In the wake of an extremely violent year — in which American law enforcement officers killed 963 people and black males accounted for a disproportionate 33% of the unarmed people killed — community organizations around the country have been holding workshops to teach black youth about how to survive encounters with law enforcement. According to a Washington Post report, over 225 of these workshops, put on by churches, fraternities and sororities, and civic organizations, took place in 2016 and organizers say they have more events planned for 2017.
These events bear names like "Race & the Law” and "Surviving The Stop," and parents who were interviewed for the article mentioned that it can be hard to tow the line between standing up for what's right as a citizen and making sure their kids stay alive as parents. "Unfortunately, particularly for black and Latino kids here in New York City, that’s an experience that is neither uncommon nor easy to forget,” Lauren Frederico, director of Organizing Campaigns at the New York Civil Liberties Union, the New York chapter of the American Civil Liberties Union, told the Post.
The ACLU has been holding kid-focused workshops on civil rights and law enforcement for at leas the past decade. "Our position at the ACLU is that knowing your rights is patriotic. Our goal has never been, we do not go into classrooms and say ‘all police are bad.’ But we do acknowledge reality,” Frederico said.
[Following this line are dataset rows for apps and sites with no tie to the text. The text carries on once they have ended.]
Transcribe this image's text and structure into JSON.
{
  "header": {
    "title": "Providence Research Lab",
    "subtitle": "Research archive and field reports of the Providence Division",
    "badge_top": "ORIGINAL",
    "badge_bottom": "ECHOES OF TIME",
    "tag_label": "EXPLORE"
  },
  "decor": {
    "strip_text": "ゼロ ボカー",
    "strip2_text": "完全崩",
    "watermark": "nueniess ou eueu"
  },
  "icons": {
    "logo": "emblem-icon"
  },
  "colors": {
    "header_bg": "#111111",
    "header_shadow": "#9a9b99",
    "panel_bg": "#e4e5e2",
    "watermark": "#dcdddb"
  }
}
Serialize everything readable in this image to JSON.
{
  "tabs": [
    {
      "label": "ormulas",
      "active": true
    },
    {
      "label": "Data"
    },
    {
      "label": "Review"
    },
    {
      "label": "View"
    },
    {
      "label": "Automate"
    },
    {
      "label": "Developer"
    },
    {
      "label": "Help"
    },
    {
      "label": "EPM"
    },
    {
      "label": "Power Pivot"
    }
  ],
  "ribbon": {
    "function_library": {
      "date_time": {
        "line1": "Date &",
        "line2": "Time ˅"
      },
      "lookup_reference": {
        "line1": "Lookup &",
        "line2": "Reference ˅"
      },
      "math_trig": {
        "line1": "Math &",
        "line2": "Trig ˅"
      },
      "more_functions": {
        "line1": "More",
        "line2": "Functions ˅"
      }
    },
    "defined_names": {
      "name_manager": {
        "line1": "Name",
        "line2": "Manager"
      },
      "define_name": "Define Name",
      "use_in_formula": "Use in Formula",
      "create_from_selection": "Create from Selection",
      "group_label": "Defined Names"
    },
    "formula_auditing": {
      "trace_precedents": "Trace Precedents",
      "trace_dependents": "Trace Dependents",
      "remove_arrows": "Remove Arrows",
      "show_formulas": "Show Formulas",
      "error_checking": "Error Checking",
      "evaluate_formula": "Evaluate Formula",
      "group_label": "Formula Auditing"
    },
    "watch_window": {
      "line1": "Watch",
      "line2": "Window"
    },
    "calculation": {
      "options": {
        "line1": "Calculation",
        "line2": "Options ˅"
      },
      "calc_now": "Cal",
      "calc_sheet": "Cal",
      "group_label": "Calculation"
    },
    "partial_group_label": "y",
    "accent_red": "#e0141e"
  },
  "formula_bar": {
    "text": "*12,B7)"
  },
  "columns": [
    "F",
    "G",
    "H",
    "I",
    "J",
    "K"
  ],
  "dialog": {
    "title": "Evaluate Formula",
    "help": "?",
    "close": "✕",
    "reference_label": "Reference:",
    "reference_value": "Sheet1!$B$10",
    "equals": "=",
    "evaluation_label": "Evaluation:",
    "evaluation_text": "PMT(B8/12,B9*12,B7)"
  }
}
The Post reports that, since the election, requests for such workshops from school and community groups has gone from two or three a month to multiple every day.
Read the full report here from The Washington Post.